Go through the material below and copy each line where the word "this" appears.
* * *
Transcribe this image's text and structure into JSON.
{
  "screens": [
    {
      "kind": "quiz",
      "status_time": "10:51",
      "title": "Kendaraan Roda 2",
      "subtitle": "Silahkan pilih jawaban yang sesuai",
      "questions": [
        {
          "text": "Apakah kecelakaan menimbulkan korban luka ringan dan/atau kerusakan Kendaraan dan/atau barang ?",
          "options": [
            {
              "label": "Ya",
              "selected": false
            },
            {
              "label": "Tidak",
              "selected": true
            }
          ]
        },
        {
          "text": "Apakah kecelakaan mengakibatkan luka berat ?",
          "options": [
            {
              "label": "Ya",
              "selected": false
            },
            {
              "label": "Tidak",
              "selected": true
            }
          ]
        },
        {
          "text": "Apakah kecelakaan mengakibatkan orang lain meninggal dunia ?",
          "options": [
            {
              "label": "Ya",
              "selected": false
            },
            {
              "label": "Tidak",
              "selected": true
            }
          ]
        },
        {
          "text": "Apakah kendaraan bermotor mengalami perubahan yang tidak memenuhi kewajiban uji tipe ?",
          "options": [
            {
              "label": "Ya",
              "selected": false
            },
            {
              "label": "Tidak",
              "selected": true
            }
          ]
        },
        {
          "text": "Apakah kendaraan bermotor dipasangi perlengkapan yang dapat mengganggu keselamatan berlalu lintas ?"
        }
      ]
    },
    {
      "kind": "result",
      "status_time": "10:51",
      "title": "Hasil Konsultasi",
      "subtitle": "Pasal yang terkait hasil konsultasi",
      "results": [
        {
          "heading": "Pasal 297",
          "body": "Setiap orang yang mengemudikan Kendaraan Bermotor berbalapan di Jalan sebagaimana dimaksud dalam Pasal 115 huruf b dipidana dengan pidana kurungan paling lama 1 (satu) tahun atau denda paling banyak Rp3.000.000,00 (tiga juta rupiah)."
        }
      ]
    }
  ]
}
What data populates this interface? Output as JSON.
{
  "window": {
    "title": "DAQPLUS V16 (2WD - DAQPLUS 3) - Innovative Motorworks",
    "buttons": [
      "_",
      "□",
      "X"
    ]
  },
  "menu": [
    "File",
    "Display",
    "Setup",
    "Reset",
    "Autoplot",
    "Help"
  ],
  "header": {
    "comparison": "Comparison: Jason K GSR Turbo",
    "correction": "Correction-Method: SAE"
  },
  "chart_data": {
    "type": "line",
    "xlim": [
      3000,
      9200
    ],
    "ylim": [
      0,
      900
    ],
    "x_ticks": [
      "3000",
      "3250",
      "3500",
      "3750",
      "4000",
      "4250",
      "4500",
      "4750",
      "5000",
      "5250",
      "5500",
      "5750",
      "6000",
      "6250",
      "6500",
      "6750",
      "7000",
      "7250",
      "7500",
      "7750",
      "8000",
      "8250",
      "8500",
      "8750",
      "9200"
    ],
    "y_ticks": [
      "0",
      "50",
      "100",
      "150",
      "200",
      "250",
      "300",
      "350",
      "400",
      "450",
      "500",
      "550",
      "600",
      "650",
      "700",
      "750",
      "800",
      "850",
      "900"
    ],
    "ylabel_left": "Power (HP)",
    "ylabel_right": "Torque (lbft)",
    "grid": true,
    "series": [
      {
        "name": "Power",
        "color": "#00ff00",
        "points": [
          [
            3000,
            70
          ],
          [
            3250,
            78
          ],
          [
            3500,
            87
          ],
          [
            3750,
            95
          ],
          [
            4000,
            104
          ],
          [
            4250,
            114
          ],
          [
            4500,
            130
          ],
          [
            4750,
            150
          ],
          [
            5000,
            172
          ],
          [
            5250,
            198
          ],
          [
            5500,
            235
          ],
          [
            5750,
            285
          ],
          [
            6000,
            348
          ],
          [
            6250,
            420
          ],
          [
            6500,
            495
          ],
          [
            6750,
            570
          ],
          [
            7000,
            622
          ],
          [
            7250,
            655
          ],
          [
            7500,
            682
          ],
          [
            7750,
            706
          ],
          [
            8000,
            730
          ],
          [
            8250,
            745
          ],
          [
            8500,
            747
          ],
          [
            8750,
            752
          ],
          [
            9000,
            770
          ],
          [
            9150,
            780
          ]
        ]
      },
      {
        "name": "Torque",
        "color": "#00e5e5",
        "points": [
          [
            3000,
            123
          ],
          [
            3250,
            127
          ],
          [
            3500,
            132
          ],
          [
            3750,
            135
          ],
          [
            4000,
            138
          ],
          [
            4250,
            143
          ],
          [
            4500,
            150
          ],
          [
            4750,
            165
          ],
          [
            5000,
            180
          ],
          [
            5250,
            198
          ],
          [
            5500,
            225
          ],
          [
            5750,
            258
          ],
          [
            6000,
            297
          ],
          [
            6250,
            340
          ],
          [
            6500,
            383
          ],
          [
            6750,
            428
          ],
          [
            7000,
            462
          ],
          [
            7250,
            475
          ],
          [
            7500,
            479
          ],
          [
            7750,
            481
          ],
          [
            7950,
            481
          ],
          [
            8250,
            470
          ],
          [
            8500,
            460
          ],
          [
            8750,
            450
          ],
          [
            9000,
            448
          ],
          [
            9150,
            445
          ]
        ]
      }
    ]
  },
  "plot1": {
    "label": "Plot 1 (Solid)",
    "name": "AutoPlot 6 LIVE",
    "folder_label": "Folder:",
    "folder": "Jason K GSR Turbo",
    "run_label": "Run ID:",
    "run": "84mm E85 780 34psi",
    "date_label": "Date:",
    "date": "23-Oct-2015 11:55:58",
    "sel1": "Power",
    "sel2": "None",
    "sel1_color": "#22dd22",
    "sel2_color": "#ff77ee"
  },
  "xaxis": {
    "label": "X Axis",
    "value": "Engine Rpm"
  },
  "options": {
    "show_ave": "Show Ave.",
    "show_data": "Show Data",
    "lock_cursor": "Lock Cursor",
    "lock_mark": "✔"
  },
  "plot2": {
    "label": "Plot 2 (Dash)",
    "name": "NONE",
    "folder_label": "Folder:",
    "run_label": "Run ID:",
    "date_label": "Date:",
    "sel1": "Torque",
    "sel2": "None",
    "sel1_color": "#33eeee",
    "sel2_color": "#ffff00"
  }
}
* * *
RESPONSE AREA:
Transcribe this image's text and structure into JSON.
What data populates this interface? Output as JSON.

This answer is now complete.